■ **Information provided**
◇ ◇ ◇ ◇ ◇

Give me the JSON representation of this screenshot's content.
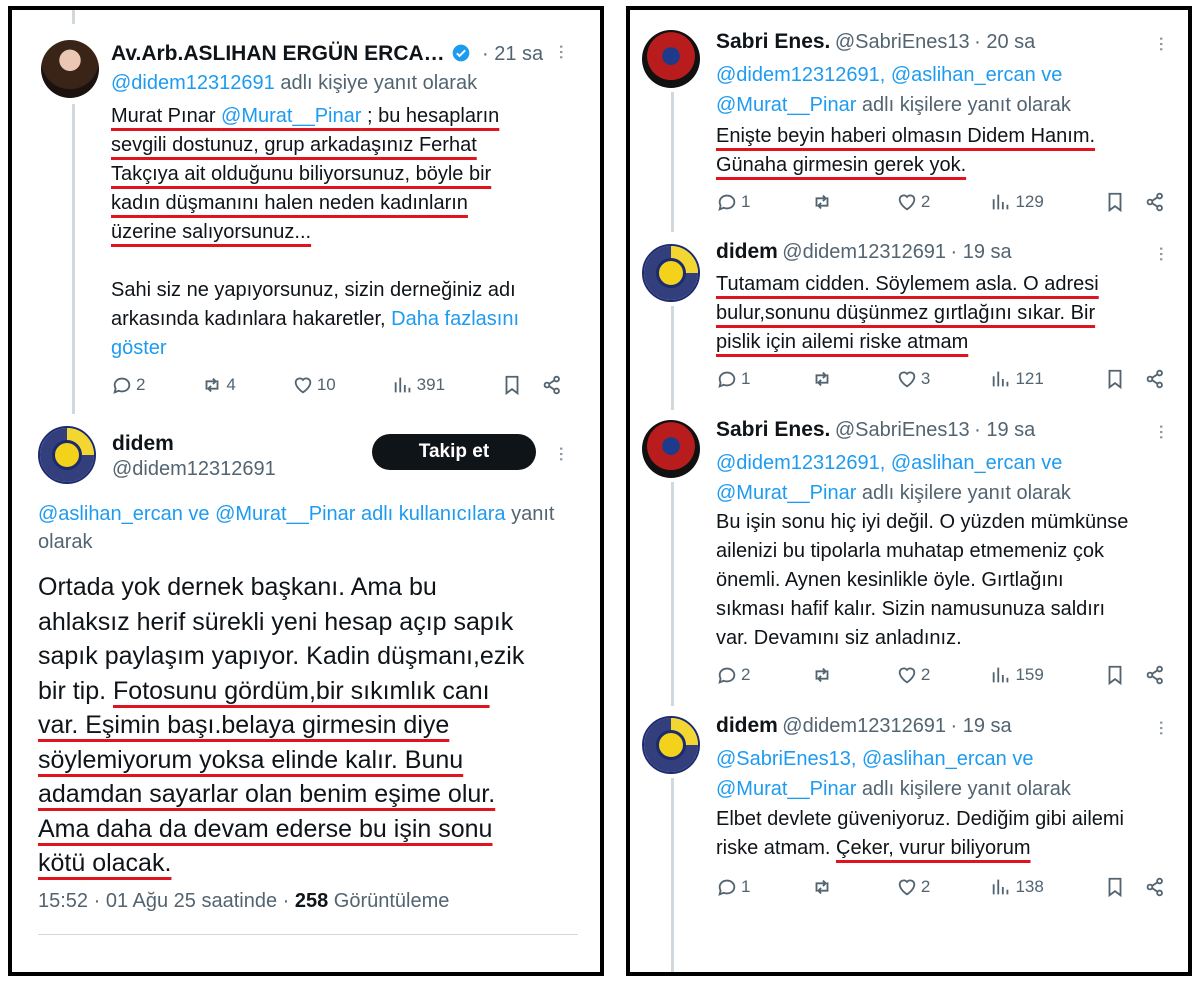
{
  "left": {
    "tweet": {
      "author_name": "Av.Arb.ASLIHAN ERGÜN ERCA…",
      "time": "· 21 sa",
      "reply_handle": "@didem12312691",
      "reply_suffix": " adlı kişiye yanıt olarak",
      "line1_a": "Murat Pınar ",
      "line1_link": "@Murat__Pinar",
      "line1_b": " ; bu hesapların",
      "line2": "sevgili dostunuz, grup arkadaşınız Ferhat",
      "line3": "Takçıya ait olduğunu biliyorsunuz, böyle bir",
      "line4": "kadın düşmanını halen neden kadınların",
      "line5": "üzerine salıyorsunuz...",
      "line6": "Sahi siz ne yapıyorsunuz, sizin derneğiniz adı",
      "line7_a": "arkasında kadınlara hakaretler, ",
      "line7_link": "Daha fazlasını",
      "line8_link": "göster",
      "replies": "2",
      "retweets": "4",
      "likes": "10",
      "views": "391"
    },
    "main": {
      "author_name": "didem",
      "handle": "@didem12312691",
      "follow_label": "Takip et",
      "reply_links": "@aslihan_ercan ve @Murat__Pinar adlı kullanıcılara",
      "reply_suffix": " yanıt",
      "reply_line2": "olarak",
      "lines": [
        "Ortada yok dernek başkanı. Ama bu",
        "ahlaksız herif sürekli yeni hesap açıp sapık",
        "sapık paylaşım yapıyor. Kadin düşmanı,ezik",
        "bir tip. ",
        "Fotosunu gördüm,bir sıkımlık canı",
        "var. Eşimin başı.belaya girmesin diye",
        "söylemiyorum yoksa elinde kalır. Bunu",
        "adamdan sayarlar olan benim eşime olur.",
        "Ama daha da devam ederse bu işin sonu",
        "kötü olacak."
      ],
      "timestamp": "15:52 · 01 Ağu 25 saatinde · ",
      "views_count": "258",
      "views_label": " Görüntüleme"
    }
  },
  "right": {
    "tweets": [
      {
        "name": "Sabri Enes.",
        "handle": "@SabriEnes13",
        "time": "· 20 sa",
        "reply_links_1": "@didem12312691, @aslihan_ercan ve",
        "reply_links_2": "@Murat__Pinar",
        "reply_suffix": " adlı kişilere yanıt olarak",
        "body": [
          "Enişte beyin haberi olmasın Didem Hanım.",
          "Günaha girmesin gerek yok."
        ],
        "replies": "1",
        "retweets": "",
        "likes": "2",
        "views": "129"
      },
      {
        "name": "didem",
        "handle": "@didem12312691",
        "time": "· 19 sa",
        "body": [
          "Tutamam cidden. Söylemem asla. O adresi",
          "bulur,sonunu düşünmez gırtlağını sıkar. Bir",
          "pislik için ailemi riske atmam"
        ],
        "replies": "1",
        "retweets": "",
        "likes": "3",
        "views": "121"
      },
      {
        "name": "Sabri Enes.",
        "handle": "@SabriEnes13",
        "time": "· 19 sa",
        "reply_links_1": "@didem12312691, @aslihan_ercan ve",
        "reply_links_2": "@Murat__Pinar",
        "reply_suffix": " adlı kişilere yanıt olarak",
        "body": [
          "Bu işin sonu hiç iyi değil. O yüzden mümkünse",
          "ailenizi bu tipolarla muhatap etmemeniz çok",
          "önemli. Aynen kesinlikle öyle. Gırtlağını",
          "sıkması hafif kalır. Sizin namusunuza saldırı",
          "var. Devamını siz anladınız."
        ],
        "replies": "2",
        "retweets": "",
        "likes": "2",
        "views": "159"
      },
      {
        "name": "didem",
        "handle": "@didem12312691",
        "time": "· 19 sa",
        "reply_links_1": "@SabriEnes13, @aslihan_ercan ve",
        "reply_links_2": "@Murat__Pinar",
        "reply_suffix": " adlı kişilere yanıt olarak",
        "body_1": "Elbet devlete güveniyoruz. Dediğim gibi ailemi",
        "body_2a": "riske atmam. ",
        "body_2b": "Çeker, vurur biliyorum",
        "replies": "1",
        "retweets": "",
        "likes": "2",
        "views": "138"
      }
    ]
  },
  "colors": {
    "link": "#1d9bf0",
    "underline": "#e0141e",
    "muted": "#536471",
    "verified": "#1d9bf0"
  },
  "icons": [
    "reply-icon",
    "retweet-icon",
    "like-icon",
    "views-icon",
    "bookmark-icon",
    "share-icon",
    "more-icon",
    "verified-icon"
  ]
}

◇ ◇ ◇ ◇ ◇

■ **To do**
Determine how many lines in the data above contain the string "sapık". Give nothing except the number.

■ **Exercise solution**
2